Despite pleas from fans for decades now (and really, if any horror title cried out for the Criterion treatment, this would be it), Blood and Roses has continued to languish as a holy grail of sorts among the great Euro horror classics. Fortunately salvation arrived at least for those eager to see a good quality transfer of the French version courtesy of the 2014 German DVD, which features optional English or German subtitles for the French or German audio. Judging by the opening credits, it's been taken from a German print in extremely good shape; at last the colors at least approximate the heightened intensity of theatrical prints, and the quality is obviously light years beyond anything we've had on video before. (Interestingly, a couple of rough splices indicate the nightmare scene -- which is complete here -- may have been taken from a different print.) This is by far the longest edition to surface to date, running 79 minutes in PAL or 82 adjusted to NTSC. The bit rate is also extremely high, pushing this into dual-layered territory despite the short running time. There's obviously room for significant improvement if someone can get access to the French or American negative at some point (and again, why isn't this already out on Blu-ray somewhere?), but for now this is a major release and highly recommended. Hopefully the American cut will get the same treatment or better one day, as its very different final moments are also worth preserving. The French audio is rough shape than the German, but it's more authentic to the performances and English subtitles are very good.
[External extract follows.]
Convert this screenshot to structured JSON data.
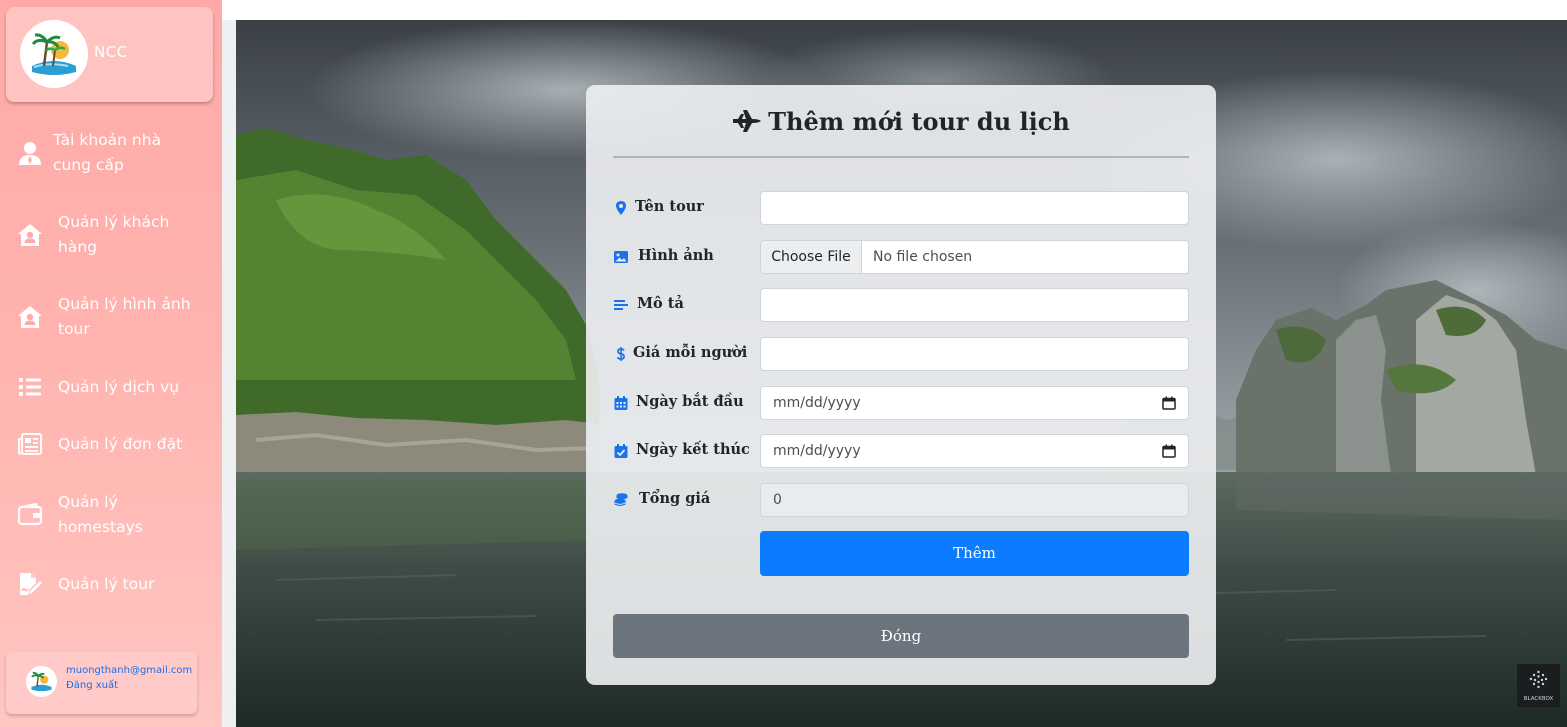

Extras include the American and German theatrical trailers, a long (five minutes plus) gallery of stills and artwork from around the world (accompanied by the two best tracks from Prodromides' soundtrack album), and bonus trailers for Le feu aux poudres, Playgirl After Dark, and The Mask.
Reviewed on February 12, 2014.